In Sight of My Skin is an ongoing series of evocative and powerful nude portraits of women, the focus of which was to produce work that allowed her to share an experience with another women and to claim little authority for herself. From the safe position of the camera, Pattison discovered a new curiosity which drew her to bold, confident women and forced her to confront ideas about her own identity, becoming a collector, gathering images of women whose appearance and attitude she coveted. These beautiful portraits were taken in the sitter’s homes, conjuring an intimate atmosphere in which they appear completely at ease. Within the frame of each portrait there is a whisper of the domestic interior providing an insight into how Pattison perceived their world.
Documenting her own life and relationships with those close to her, her autobiographical journal MTWTFSS seeks to capture “everyday, forgotten nothings” – the everyday moments between two people shared in familiar, often mundane, surroundings, which she believes are more important and exude more truth than any other moments. The work is broken in to five year ‘chapters’, with the cast of characters and locations evolving in each. Harris-Taylor is currently working on Chapter 2 which is now in its third year.
Sisters is the culmination of two years photographing and interviewing more than 100 sisters in an effort to better understand this most intimate of bonds. Harris-Taylor’s tender portraits combined with short interviews reveal the jealousies, fears, love and laughter that co-exist at the heart of each relationship.

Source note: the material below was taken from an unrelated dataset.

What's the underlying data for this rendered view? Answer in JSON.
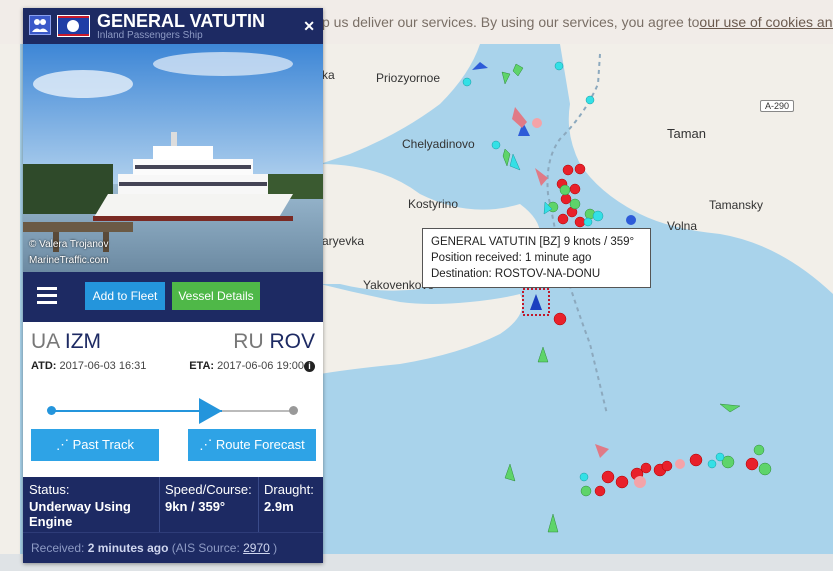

Driven by research-led, self-initiated projects, Pannack seeks to fully understand the lives of those she captures on film in order to portray them as truthfully as possible. Perceiving “time, trust and understanding” to be the key elements to achieving this, many of her projects develop over several years. Pannack always chooses to shoot with analogue film on her personal projects. Pannack’s work is often based on youth, focus on capturing the essence of youth, nostalgia and time.